→ Assigned task:
The lines of the records that include "Izrael" should all be copied.

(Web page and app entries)
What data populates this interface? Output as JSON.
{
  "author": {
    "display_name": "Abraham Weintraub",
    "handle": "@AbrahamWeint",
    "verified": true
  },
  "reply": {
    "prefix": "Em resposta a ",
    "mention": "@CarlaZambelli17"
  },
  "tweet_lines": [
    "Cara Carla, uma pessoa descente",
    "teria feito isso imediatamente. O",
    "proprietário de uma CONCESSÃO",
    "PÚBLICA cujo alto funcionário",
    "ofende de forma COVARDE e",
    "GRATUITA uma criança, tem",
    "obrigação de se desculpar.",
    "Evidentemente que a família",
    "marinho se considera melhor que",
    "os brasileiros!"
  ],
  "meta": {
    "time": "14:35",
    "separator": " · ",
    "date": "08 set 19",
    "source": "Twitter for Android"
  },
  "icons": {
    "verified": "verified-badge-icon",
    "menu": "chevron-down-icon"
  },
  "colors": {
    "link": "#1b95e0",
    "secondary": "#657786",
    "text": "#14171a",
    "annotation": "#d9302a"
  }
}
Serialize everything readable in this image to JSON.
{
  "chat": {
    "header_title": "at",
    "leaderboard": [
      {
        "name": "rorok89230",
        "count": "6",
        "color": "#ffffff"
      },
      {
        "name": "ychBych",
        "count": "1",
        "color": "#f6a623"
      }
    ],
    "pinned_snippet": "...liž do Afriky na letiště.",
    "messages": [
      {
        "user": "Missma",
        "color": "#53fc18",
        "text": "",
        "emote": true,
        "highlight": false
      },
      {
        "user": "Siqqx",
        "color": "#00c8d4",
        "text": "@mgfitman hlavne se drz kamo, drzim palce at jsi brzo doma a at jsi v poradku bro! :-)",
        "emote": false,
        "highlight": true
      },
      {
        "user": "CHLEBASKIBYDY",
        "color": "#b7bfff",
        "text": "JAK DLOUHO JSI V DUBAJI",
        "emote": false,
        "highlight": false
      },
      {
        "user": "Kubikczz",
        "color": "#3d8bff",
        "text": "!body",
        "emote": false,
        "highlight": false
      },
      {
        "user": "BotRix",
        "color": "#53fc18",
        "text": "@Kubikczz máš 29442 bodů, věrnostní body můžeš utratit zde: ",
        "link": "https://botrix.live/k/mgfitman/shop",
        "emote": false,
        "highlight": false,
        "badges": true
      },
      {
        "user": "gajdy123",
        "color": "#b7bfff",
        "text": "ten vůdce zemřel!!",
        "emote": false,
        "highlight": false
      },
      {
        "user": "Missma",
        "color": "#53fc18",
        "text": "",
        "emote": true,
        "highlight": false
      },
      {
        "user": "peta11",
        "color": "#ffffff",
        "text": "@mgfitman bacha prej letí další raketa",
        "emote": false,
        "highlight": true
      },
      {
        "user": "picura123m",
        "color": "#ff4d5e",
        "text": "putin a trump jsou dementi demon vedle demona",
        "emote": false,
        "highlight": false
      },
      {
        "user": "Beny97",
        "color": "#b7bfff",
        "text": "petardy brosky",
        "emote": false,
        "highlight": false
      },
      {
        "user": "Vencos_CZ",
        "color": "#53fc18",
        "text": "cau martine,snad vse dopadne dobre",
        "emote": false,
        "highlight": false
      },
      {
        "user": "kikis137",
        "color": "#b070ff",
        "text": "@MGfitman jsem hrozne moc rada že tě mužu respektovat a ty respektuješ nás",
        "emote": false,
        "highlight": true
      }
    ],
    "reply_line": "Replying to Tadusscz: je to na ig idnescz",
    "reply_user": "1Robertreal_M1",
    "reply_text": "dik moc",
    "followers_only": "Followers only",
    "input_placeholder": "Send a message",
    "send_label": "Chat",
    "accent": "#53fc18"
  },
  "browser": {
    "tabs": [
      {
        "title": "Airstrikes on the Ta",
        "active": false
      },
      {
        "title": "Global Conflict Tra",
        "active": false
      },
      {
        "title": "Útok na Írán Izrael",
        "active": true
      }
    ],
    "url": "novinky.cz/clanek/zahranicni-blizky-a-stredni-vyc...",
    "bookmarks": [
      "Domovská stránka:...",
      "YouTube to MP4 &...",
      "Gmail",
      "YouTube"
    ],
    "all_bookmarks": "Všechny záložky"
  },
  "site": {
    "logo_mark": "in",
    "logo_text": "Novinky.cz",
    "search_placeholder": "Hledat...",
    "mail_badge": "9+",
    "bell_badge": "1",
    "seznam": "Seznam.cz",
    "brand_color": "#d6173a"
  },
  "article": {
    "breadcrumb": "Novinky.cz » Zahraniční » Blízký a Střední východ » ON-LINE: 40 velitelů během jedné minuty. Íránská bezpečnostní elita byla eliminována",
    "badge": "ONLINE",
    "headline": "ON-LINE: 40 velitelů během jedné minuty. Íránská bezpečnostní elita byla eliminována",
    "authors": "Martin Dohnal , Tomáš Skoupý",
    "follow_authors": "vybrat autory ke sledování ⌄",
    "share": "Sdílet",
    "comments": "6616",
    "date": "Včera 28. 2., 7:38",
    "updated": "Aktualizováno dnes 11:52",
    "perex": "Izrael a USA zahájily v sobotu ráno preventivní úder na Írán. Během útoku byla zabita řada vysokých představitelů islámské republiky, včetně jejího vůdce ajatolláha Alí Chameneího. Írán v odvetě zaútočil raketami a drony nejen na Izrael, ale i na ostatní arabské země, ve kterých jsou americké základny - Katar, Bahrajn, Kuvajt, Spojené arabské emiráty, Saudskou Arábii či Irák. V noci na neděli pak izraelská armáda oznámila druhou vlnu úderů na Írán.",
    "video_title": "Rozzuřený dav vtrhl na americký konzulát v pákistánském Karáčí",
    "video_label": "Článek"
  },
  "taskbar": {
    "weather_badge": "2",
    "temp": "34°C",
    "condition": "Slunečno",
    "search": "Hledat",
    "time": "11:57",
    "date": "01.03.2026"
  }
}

→ Response for this exercise:
        "title": "Útok na Írán Izrael",
    "perex": "Izrael a USA zahájily v sobotu ráno preventivní úder na Írán. Během útoku byla zabita řada vysokých představitelů islámské republiky, včetně jejího vůdce ajatolláha Alí Chameneího. Írán v odvetě zaútočil raketami a drony nejen na Izrael, ale i na ostatní arabské země, ve kterých jsou americké základny - Katar, Bahrajn, Kuvajt, Spojené arabské emiráty, Saudskou Arábii či Irák. V noci na neděli pak izraelská armáda oznámila druhou vlnu úderů na Írán.",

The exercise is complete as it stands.